(Items from a dataset)
++++++++++++++++++++

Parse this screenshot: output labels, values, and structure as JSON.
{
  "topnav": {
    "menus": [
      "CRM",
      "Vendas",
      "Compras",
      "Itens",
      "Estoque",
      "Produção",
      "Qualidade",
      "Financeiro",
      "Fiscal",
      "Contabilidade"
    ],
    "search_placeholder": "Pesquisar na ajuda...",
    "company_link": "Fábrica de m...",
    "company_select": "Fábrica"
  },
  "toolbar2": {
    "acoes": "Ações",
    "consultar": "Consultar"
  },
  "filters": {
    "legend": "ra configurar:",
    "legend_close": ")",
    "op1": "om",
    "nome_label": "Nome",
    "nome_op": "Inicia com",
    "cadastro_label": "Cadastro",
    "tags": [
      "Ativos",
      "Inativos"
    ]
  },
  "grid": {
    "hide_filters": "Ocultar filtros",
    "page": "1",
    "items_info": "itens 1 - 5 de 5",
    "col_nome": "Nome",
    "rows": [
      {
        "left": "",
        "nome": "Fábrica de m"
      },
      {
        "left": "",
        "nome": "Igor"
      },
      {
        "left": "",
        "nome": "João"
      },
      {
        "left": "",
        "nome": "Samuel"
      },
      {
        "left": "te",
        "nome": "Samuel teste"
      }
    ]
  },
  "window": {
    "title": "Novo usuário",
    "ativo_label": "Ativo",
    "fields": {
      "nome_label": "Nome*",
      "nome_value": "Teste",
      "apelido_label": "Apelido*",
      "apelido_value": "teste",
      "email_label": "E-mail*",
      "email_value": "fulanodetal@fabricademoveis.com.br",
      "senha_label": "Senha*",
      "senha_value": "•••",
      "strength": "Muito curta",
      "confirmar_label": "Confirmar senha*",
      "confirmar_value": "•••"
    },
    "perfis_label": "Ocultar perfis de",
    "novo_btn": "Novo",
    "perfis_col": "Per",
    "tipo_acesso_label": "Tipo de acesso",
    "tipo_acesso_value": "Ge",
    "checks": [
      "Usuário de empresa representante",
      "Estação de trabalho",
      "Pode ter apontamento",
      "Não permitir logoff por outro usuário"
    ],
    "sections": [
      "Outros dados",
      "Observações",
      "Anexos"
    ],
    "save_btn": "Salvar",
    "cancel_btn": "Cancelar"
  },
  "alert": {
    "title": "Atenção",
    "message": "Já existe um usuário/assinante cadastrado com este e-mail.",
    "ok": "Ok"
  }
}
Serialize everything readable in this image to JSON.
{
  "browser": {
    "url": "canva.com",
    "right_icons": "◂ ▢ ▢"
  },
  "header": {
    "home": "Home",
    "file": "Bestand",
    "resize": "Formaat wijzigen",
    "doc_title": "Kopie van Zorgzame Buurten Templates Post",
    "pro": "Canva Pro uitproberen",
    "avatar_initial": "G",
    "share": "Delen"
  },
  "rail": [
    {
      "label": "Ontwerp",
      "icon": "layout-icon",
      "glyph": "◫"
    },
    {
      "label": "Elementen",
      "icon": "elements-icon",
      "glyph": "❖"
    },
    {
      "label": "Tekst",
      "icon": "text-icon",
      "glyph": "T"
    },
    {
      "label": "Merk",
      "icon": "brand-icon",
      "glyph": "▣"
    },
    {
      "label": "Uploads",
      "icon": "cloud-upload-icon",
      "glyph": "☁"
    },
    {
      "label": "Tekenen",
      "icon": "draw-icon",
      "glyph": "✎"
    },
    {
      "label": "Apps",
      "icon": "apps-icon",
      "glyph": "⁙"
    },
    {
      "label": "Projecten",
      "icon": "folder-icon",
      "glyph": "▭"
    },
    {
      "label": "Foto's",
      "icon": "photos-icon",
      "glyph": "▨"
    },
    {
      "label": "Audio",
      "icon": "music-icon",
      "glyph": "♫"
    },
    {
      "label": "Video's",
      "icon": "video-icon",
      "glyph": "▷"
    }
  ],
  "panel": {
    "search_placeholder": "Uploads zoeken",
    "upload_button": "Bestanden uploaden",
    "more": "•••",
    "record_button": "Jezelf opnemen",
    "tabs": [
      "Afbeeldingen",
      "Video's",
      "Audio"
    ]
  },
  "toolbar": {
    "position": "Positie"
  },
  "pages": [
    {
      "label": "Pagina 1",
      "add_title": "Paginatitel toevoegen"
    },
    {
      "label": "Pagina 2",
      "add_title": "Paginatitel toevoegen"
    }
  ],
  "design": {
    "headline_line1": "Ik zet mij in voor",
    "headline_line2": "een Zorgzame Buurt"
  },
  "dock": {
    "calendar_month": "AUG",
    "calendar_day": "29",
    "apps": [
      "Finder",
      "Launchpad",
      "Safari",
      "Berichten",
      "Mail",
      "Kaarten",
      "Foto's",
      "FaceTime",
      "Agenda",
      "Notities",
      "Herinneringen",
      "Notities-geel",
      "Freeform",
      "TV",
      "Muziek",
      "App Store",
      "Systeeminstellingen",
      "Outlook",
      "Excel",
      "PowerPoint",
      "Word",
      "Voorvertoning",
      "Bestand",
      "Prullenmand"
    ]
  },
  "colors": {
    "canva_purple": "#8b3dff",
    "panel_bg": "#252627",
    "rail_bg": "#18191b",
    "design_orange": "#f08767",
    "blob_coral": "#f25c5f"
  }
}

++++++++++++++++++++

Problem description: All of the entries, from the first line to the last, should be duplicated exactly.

Written response:
Parse this screenshot: output labels, values, and structure as JSON.
{
  "topnav": {
    "menus": [
      "CRM",
      "Vendas",
      "Compras",
      "Itens",
      "Estoque",
      "Produção",
      "Qualidade",
      "Financeiro",
      "Fiscal",
      "Contabilidade"
    ],
    "search_placeholder": "Pesquisar na ajuda...",
    "company_link": "Fábrica de m...",
    "company_select": "Fábrica"
  },
  "toolbar2": {
    "acoes": "Ações",
    "consultar": "Consultar"
  },
  "filters": {
    "legend": "ra configurar:",
    "legend_close": ")",
    "op1": "om",
    "nome_label": "Nome",
    "nome_op": "Inicia com",
    "cadastro_label": "Cadastro",
    "tags": [
      "Ativos",
      "Inativos"
    ]
  },
  "grid": {
    "hide_filters": "Ocultar filtros",
    "page": "1",
    "items_info": "itens 1 - 5 de 5",
    "col_nome": "Nome",
    "rows": [
      {
        "left": "",
        "nome": "Fábrica de m"
      },
      {
        "left": "",
        "nome": "Igor"
      },
      {
        "left": "",
        "nome": "João"
      },
      {
        "left": "",
        "nome": "Samuel"
      },
      {
        "left": "te",
        "nome": "Samuel teste"
      }
    ]
  },
  "window": {
    "title": "Novo usuário",
    "ativo_label": "Ativo",
    "fields": {
      "nome_label": "Nome*",
      "nome_value": "Teste",
      "apelido_label": "Apelido*",
      "apelido_value": "teste",
      "email_label": "E-mail*",
      "email_value": "fulanodetal@fabricademoveis.com.br",
      "senha_label": "Senha*",
      "senha_value": "•••",
      "strength": "Muito curta",
      "confirmar_label": "Confirmar senha*",
      "confirmar_value": "•••"
    },
    "perfis_label": "Ocultar perfis de",
    "novo_btn": "Novo",
    "perfis_col": "Per",
    "tipo_acesso_label": "Tipo de acesso",
    "tipo_acesso_value": "Ge",
    "checks": [
      "Usuário de empresa representante",
      "Estação de trabalho",
      "Pode ter apontamento",
      "Não permitir logoff por outro usuário"
    ],
    "sections": [
      "Outros dados",
      "Observações",
      "Anexos"
    ],
    "save_btn": "Salvar",
    "cancel_btn": "Cancelar"
  },
  "alert": {
    "title": "Atenção",
    "message": "Já existe um usuário/assinante cadastrado com este e-mail.",
    "ok": "Ok"
  }
}
Serialize everything readable in this image to JSON.
{
  "browser": {
    "url": "canva.com",
    "right_icons": "◂ ▢ ▢"
  },
  "header": {
    "home": "Home",
    "file": "Bestand",
    "resize": "Formaat wijzigen",
    "doc_title": "Kopie van Zorgzame Buurten Templates Post",
    "pro": "Canva Pro uitproberen",
    "avatar_initial": "G",
    "share": "Delen"
  },
  "rail": [
    {
      "label": "Ontwerp",
      "icon": "layout-icon",
      "glyph": "◫"
    },
    {
      "label": "Elementen",
      "icon": "elements-icon",
      "glyph": "❖"
    },
    {
      "label": "Tekst",
      "icon": "text-icon",
      "glyph": "T"
    },
    {
      "label": "Merk",
      "icon": "brand-icon",
      "glyph": "▣"
    },
    {
      "label": "Uploads",
      "icon": "cloud-upload-icon",
      "glyph": "☁"
    },
    {
      "label": "Tekenen",
      "icon": "draw-icon",
      "glyph": "✎"
    },
    {
      "label": "Apps",
      "icon": "apps-icon",
      "glyph": "⁙"
    },
    {
      "label": "Projecten",
      "icon": "folder-icon",
      "glyph": "▭"
    },
    {
      "label": "Foto's",
      "icon": "photos-icon",
      "glyph": "▨"
    },
    {
      "label": "Audio",
      "icon": "music-icon",
      "glyph": "♫"
    },
    {
      "label": "Video's",
      "icon": "video-icon",
      "glyph": "▷"
    }
  ],
  "panel": {
    "search_placeholder": "Uploads zoeken",
    "upload_button": "Bestanden uploaden",
    "more": "•••",
    "record_button": "Jezelf opnemen",
    "tabs": [
      "Afbeeldingen",
      "Video's",
      "Audio"
    ]
  },
  "toolbar": {
    "position": "Positie"
  },
  "pages": [
    {
      "label": "Pagina 1",
      "add_title": "Paginatitel toevoegen"
    },
    {
      "label": "Pagina 2",
      "add_title": "Paginatitel toevoegen"
    }
  ],
  "design": {
    "headline_line1": "Ik zet mij in voor",
    "headline_line2": "een Zorgzame Buurt"
  },
  "dock": {
    "calendar_month": "AUG",
    "calendar_day": "29",
    "apps": [
      "Finder",
      "Launchpad",
      "Safari",
      "Berichten",
      "Mail",
      "Kaarten",
      "Foto's",
      "FaceTime",
      "Agenda",
      "Notities",
      "Herinneringen",
      "Notities-geel",
      "Freeform",
      "TV",
      "Muziek",
      "App Store",
      "Systeeminstellingen",
      "Outlook",
      "Excel",
      "PowerPoint",
      "Word",
      "Voorvertoning",
      "Bestand",
      "Prullenmand"
    ]
  },
  "colors": {
    "canva_purple": "#8b3dff",
    "panel_bg": "#252627",
    "rail_bg": "#18191b",
    "design_orange": "#f08767",
    "blob_coral": "#f25c5f"
  }
}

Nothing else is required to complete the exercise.